Problem
Tally up the lines in the following entries where the string "What" appears, and answer with the number alone.

★ ★ ★ ★ ★

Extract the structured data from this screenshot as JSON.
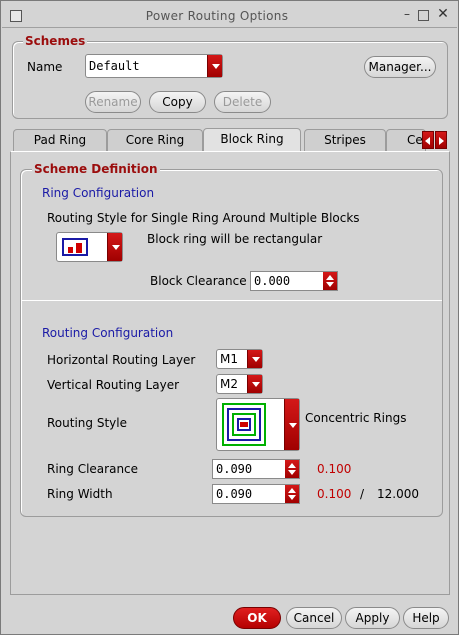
{
  "window": {
    "title": "Power Routing Options"
  },
  "schemes": {
    "title": "Schemes",
    "name_label": "Name",
    "name_value": "Default",
    "manager_label": "Manager...",
    "rename_label": "Rename",
    "copy_label": "Copy",
    "delete_label": "Delete"
  },
  "tabs": [
    {
      "label": "Pad Ring"
    },
    {
      "label": "Core Ring"
    },
    {
      "label": "Block Ring",
      "active": true
    },
    {
      "label": "Stripes"
    },
    {
      "label": "Ce"
    }
  ],
  "scheme_def": {
    "title": "Scheme Definition",
    "ring_config_title": "Ring Configuration",
    "routing_style_single": "Routing Style for Single Ring Around Multiple Blocks",
    "block_ring_desc": "Block ring will be rectangular",
    "block_clearance_label": "Block Clearance",
    "block_clearance_value": "0.000",
    "routing_config_title": "Routing Configuration",
    "h_layer_label": "Horizontal Routing Layer",
    "h_layer_value": "M1",
    "v_layer_label": "Vertical Routing Layer",
    "v_layer_value": "M2",
    "routing_style_label": "Routing Style",
    "routing_style_value": "Concentric Rings",
    "ring_clearance_label": "Ring Clearance",
    "ring_clearance_value": "0.090",
    "ring_clearance_min": "0.100",
    "ring_width_label": "Ring Width",
    "ring_width_value": "0.090",
    "ring_width_min": "0.100",
    "ring_width_sep": "/",
    "ring_width_max": "12.000"
  },
  "footer": {
    "ok": "OK",
    "cancel": "Cancel",
    "apply": "Apply",
    "help": "Help"
  }
}
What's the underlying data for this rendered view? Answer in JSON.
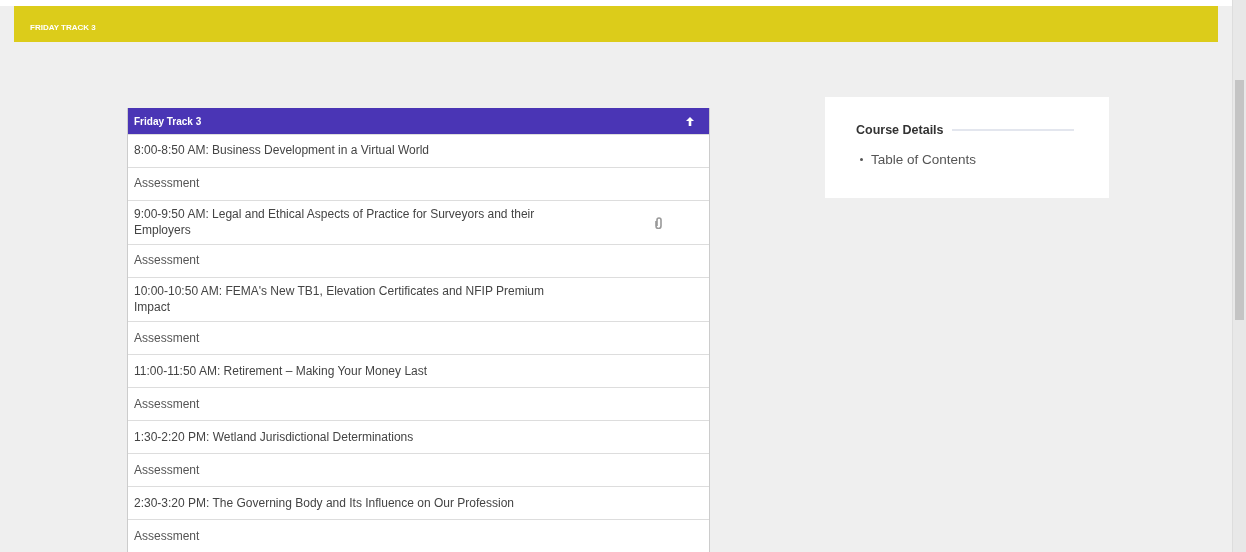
{
  "banner": {
    "title": "FRIDAY TRACK 3"
  },
  "track": {
    "title": "Friday Track 3",
    "expanded": true,
    "items": [
      {
        "kind": "lesson",
        "text": "8:00-8:50 AM: Business Development in a Virtual World",
        "attachment": false
      },
      {
        "kind": "assessment",
        "text": "Assessment",
        "attachment": false
      },
      {
        "kind": "lesson",
        "text": "9:00-9:50 AM: Legal and Ethical Aspects of Practice for Surveyors and their Employers",
        "attachment": true
      },
      {
        "kind": "assessment",
        "text": "Assessment",
        "attachment": false
      },
      {
        "kind": "lesson",
        "text": "10:00-10:50 AM: FEMA's New TB1, Elevation Certificates and NFIP Premium Impact",
        "attachment": false
      },
      {
        "kind": "assessment",
        "text": "Assessment",
        "attachment": false
      },
      {
        "kind": "lesson",
        "text": "11:00-11:50 AM: Retirement – Making Your Money Last",
        "attachment": false
      },
      {
        "kind": "assessment",
        "text": "Assessment",
        "attachment": false
      },
      {
        "kind": "lesson",
        "text": "1:30-2:20 PM: Wetland Jurisdictional Determinations",
        "attachment": false
      },
      {
        "kind": "assessment",
        "text": "Assessment",
        "attachment": false
      },
      {
        "kind": "lesson",
        "text": "2:30-3:20 PM: The Governing Body and Its Influence on Our Profession",
        "attachment": false
      },
      {
        "kind": "assessment",
        "text": "Assessment",
        "attachment": false
      }
    ]
  },
  "course_details": {
    "title": "Course Details",
    "links": [
      "Table of Contents"
    ]
  }
}
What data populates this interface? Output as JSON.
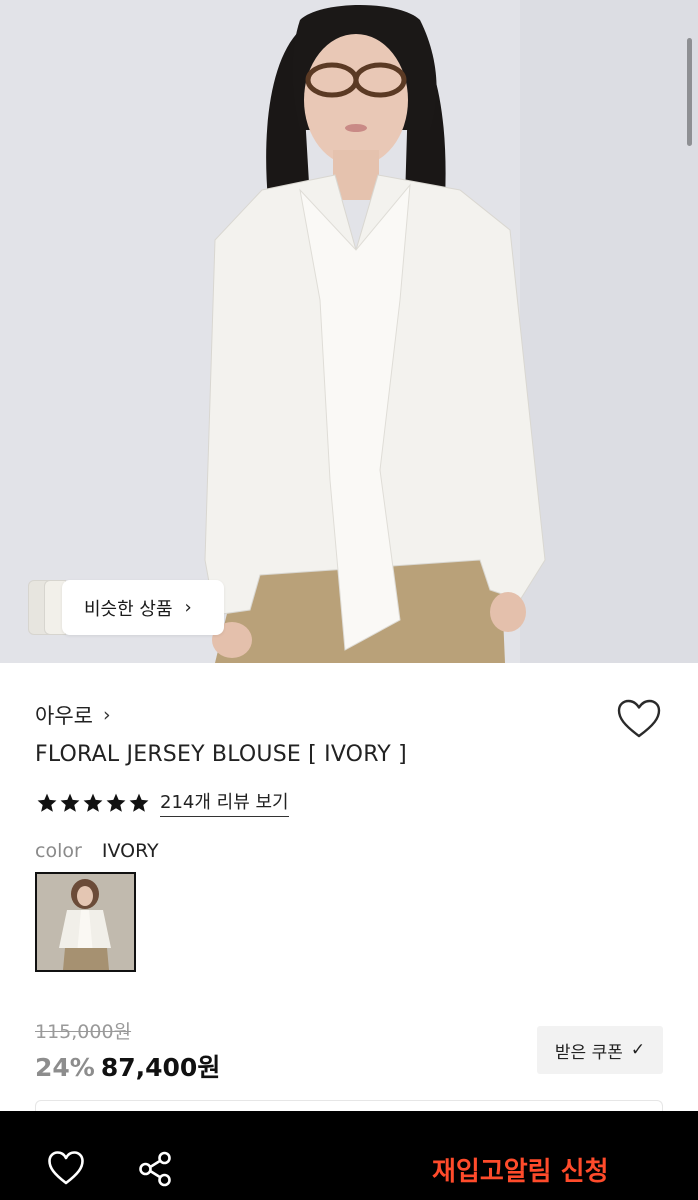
{
  "hero": {
    "similar_button_label": "비슷한 상품",
    "similar_chevron": "›"
  },
  "product": {
    "brand": "아우로",
    "brand_chevron": "›",
    "title": "FLORAL JERSEY BLOUSE [ IVORY ]",
    "rating_stars": 5,
    "review_link": "214개 리뷰 보기",
    "color_key": "color",
    "color_value": "IVORY"
  },
  "pricing": {
    "original_price": "115,000원",
    "discount": "24%",
    "sale_price": "87,400원",
    "coupon_label": "받은 쿠폰",
    "coupon_check": "✓"
  },
  "bottom_bar": {
    "restock_label": "재입고알림 신청"
  },
  "colors": {
    "accent": "#ff4b2b",
    "bottom_bar_bg": "#000000",
    "discount_gray": "#8d8d8d"
  },
  "icons": {
    "wishlist": "heart-icon",
    "share": "share-icon",
    "star": "star-icon"
  }
}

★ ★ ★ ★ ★

Response to the task
2